YOUR GOAL - The entries below are to be returned as written, with all pictures dropped.

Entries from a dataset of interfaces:
BEGIN
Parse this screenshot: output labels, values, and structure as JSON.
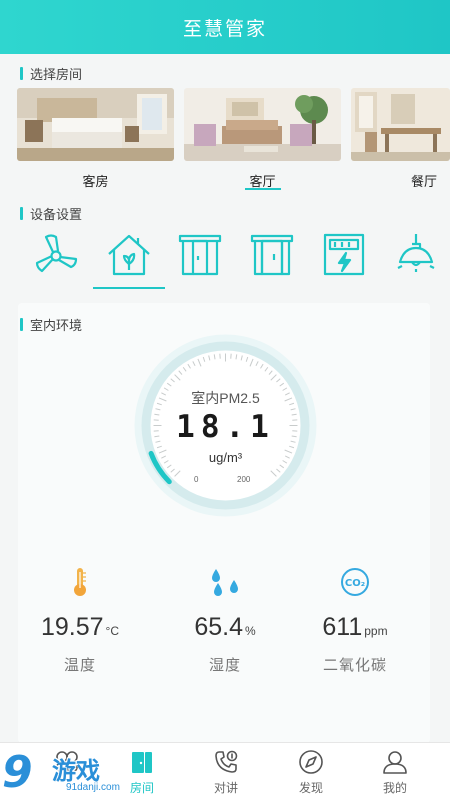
{
  "header": {
    "title": "至慧管家"
  },
  "rooms_section": {
    "label": "选择房间"
  },
  "rooms": [
    {
      "label": "客房",
      "active": false
    },
    {
      "label": "客厅",
      "active": true
    },
    {
      "label": "餐厅",
      "active": false
    }
  ],
  "devices_section": {
    "label": "设备设置"
  },
  "devices": [
    {
      "icon": "fan-icon",
      "active": false
    },
    {
      "icon": "home-icon",
      "active": true
    },
    {
      "icon": "curtain-icon",
      "active": false
    },
    {
      "icon": "curtain-icon",
      "active": false
    },
    {
      "icon": "power-meter-icon",
      "active": false
    },
    {
      "icon": "ceiling-lamp-icon",
      "active": false
    }
  ],
  "environment": {
    "label": "室内环境",
    "pm25": {
      "title": "室内PM2.5",
      "value": "18.1",
      "unit": "ug/m³",
      "min": "0",
      "max": "200"
    },
    "metrics": [
      {
        "icon": "thermometer-icon",
        "value": "19.57",
        "unit": "°C",
        "label": "温度"
      },
      {
        "icon": "water-drops-icon",
        "value": "65.4",
        "unit": "%",
        "label": "湿度"
      },
      {
        "icon": "co2-icon",
        "value": "611",
        "unit": "ppm",
        "label": "二氧化碳"
      }
    ]
  },
  "tabbar": {
    "tabs": [
      {
        "label": "",
        "icon": "home-tab-icon",
        "active": false
      },
      {
        "label": "房间",
        "icon": "room-tab-icon",
        "active": true
      },
      {
        "label": "对讲",
        "icon": "intercom-icon",
        "active": false
      },
      {
        "label": "发现",
        "icon": "compass-icon",
        "active": false
      },
      {
        "label": "我的",
        "icon": "user-icon",
        "active": false
      }
    ]
  },
  "watermark": {
    "logo": "9",
    "name": "游戏",
    "url": "91danji.com"
  },
  "colors": {
    "accent": "#1fc6c6",
    "background": "#f4f6f6"
  }
}
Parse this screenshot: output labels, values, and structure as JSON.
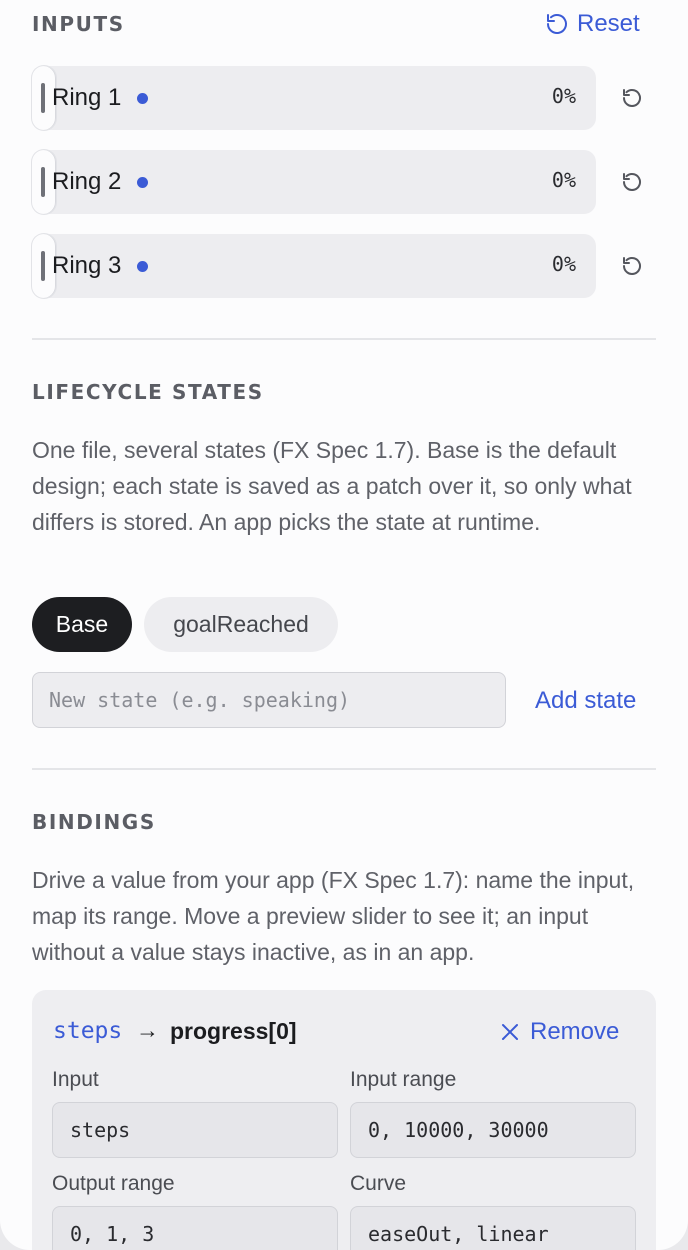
{
  "inputs": {
    "heading": "INPUTS",
    "reset_label": "Reset",
    "rings": [
      {
        "label": "Ring 1",
        "value": "0%"
      },
      {
        "label": "Ring 2",
        "value": "0%"
      },
      {
        "label": "Ring 3",
        "value": "0%"
      }
    ]
  },
  "lifecycle": {
    "heading": "LIFECYCLE STATES",
    "description": "One file, several states (FX Spec 1.7). Base is the default design; each state is saved as a patch over it, so only what differs is stored. An app picks the state at runtime.",
    "states": [
      "Base",
      "goalReached"
    ],
    "selected_state": "Base",
    "new_state_placeholder": "New state (e.g. speaking)",
    "new_state_value": "",
    "add_state_label": "Add state"
  },
  "bindings": {
    "heading": "BINDINGS",
    "description": "Drive a value from your app (FX Spec 1.7): name the input, map its range. Move a preview slider to see it; an input without a value stays inactive, as in an app.",
    "items": [
      {
        "source": "steps",
        "arrow": "→",
        "target": "progress[0]",
        "remove_label": "Remove",
        "input_label": "Input",
        "input_value": "steps",
        "input_range_label": "Input range",
        "input_range_value": "0, 10000, 30000",
        "output_range_label": "Output range",
        "output_range_value": "0, 1, 3",
        "curve_label": "Curve",
        "curve_value": "easeOut, linear"
      }
    ]
  },
  "colors": {
    "accent": "#3b5bd6",
    "selected_chip": "#1d1e21",
    "chip": "#ededf0"
  },
  "icons": {
    "reset": "reset-icon",
    "ring_reset": "reset-icon",
    "remove": "close-icon"
  }
}
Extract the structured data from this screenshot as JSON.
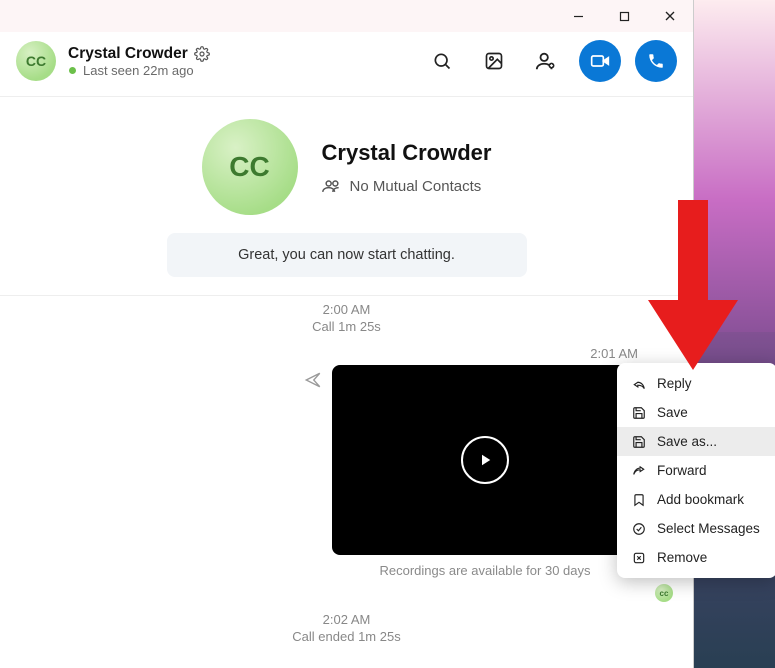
{
  "header": {
    "avatar_initials": "CC",
    "name": "Crystal Crowder",
    "presence": "Last seen 22m ago"
  },
  "profile": {
    "avatar_initials": "CC",
    "name": "Crystal Crowder",
    "mutual": "No Mutual Contacts"
  },
  "banner": {
    "start_chat": "Great, you can now start chatting."
  },
  "timeline": {
    "t1": "2:00 AM",
    "call1_dur": "Call 1m 25s",
    "t2": "2:01 AM",
    "recording_note": "Recordings are available for 30 days",
    "seen_initials": "cc",
    "t3": "2:02 AM",
    "call2_dur": "Call ended 1m 25s"
  },
  "context_menu": {
    "reply": "Reply",
    "save": "Save",
    "save_as": "Save as...",
    "forward": "Forward",
    "bookmark": "Add bookmark",
    "select": "Select Messages",
    "remove": "Remove"
  }
}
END
SOLUTION BELOW -
Parse this screenshot: output labels, values, and structure as JSON.
{
  "header": {
    "title": "至慧管家"
  },
  "rooms_section": {
    "label": "选择房间"
  },
  "rooms": [
    {
      "label": "客房",
      "active": false
    },
    {
      "label": "客厅",
      "active": true
    },
    {
      "label": "餐厅",
      "active": false
    }
  ],
  "devices_section": {
    "label": "设备设置"
  },
  "devices": [
    {
      "icon": "fan-icon",
      "active": false
    },
    {
      "icon": "home-icon",
      "active": true
    },
    {
      "icon": "curtain-icon",
      "active": false
    },
    {
      "icon": "curtain-icon",
      "active": false
    },
    {
      "icon": "power-meter-icon",
      "active": false
    },
    {
      "icon": "ceiling-lamp-icon",
      "active": false
    }
  ],
  "environment": {
    "label": "室内环境",
    "pm25": {
      "title": "室内PM2.5",
      "value": "18.1",
      "unit": "ug/m³",
      "min": "0",
      "max": "200"
    },
    "metrics": [
      {
        "icon": "thermometer-icon",
        "value": "19.57",
        "unit": "°C",
        "label": "温度"
      },
      {
        "icon": "water-drops-icon",
        "value": "65.4",
        "unit": "%",
        "label": "湿度"
      },
      {
        "icon": "co2-icon",
        "value": "611",
        "unit": "ppm",
        "label": "二氧化碳"
      }
    ]
  },
  "tabbar": {
    "tabs": [
      {
        "label": "",
        "icon": "home-tab-icon",
        "active": false
      },
      {
        "label": "房间",
        "icon": "room-tab-icon",
        "active": true
      },
      {
        "label": "对讲",
        "icon": "intercom-icon",
        "active": false
      },
      {
        "label": "发现",
        "icon": "compass-icon",
        "active": false
      },
      {
        "label": "我的",
        "icon": "user-icon",
        "active": false
      }
    ]
  },
  "watermark": {
    "logo": "9",
    "name": "游戏",
    "url": "91danji.com"
  },
  "colors": {
    "accent": "#1fc6c6",
    "background": "#f4f6f6"
  }
}
Parse this screenshot: output labels, values, and structure as JSON.
{
  "inputs": {
    "heading": "INPUTS",
    "reset_label": "Reset",
    "rings": [
      {
        "label": "Ring 1",
        "value": "0%"
      },
      {
        "label": "Ring 2",
        "value": "0%"
      },
      {
        "label": "Ring 3",
        "value": "0%"
      }
    ]
  },
  "lifecycle": {
    "heading": "LIFECYCLE STATES",
    "description": "One file, several states (FX Spec 1.7). Base is the default design; each state is saved as a patch over it, so only what differs is stored. An app picks the state at runtime.",
    "states": [
      "Base",
      "goalReached"
    ],
    "selected_state": "Base",
    "new_state_placeholder": "New state (e.g. speaking)",
    "new_state_value": "",
    "add_state_label": "Add state"
  },
  "bindings": {
    "heading": "BINDINGS",
    "description": "Drive a value from your app (FX Spec 1.7): name the input, map its range. Move a preview slider to see it; an input without a value stays inactive, as in an app.",
    "items": [
      {
        "source": "steps",
        "arrow": "→",
        "target": "progress[0]",
        "remove_label": "Remove",
        "input_label": "Input",
        "input_value": "steps",
        "input_range_label": "Input range",
        "input_range_value": "0, 10000, 30000",
        "output_range_label": "Output range",
        "output_range_value": "0, 1, 3",
        "curve_label": "Curve",
        "curve_value": "easeOut, linear"
      }
    ]
  },
  "colors": {
    "accent": "#3b5bd6",
    "selected_chip": "#1d1e21",
    "chip": "#ededf0"
  },
  "icons": {
    "reset": "reset-icon",
    "ring_reset": "reset-icon",
    "remove": "close-icon"
  }
}
Extract the structured data from this screenshot as JSON.
{
  "header": {
    "avatar_initials": "CC",
    "name": "Crystal Crowder",
    "presence": "Last seen 22m ago"
  },
  "profile": {
    "avatar_initials": "CC",
    "name": "Crystal Crowder",
    "mutual": "No Mutual Contacts"
  },
  "banner": {
    "start_chat": "Great, you can now start chatting."
  },
  "timeline": {
    "t1": "2:00 AM",
    "call1_dur": "Call 1m 25s",
    "t2": "2:01 AM",
    "recording_note": "Recordings are available for 30 days",
    "seen_initials": "cc",
    "t3": "2:02 AM",
    "call2_dur": "Call ended 1m 25s"
  },
  "context_menu": {
    "reply": "Reply",
    "save": "Save",
    "save_as": "Save as...",
    "forward": "Forward",
    "bookmark": "Add bookmark",
    "select": "Select Messages",
    "remove": "Remove"
  }
}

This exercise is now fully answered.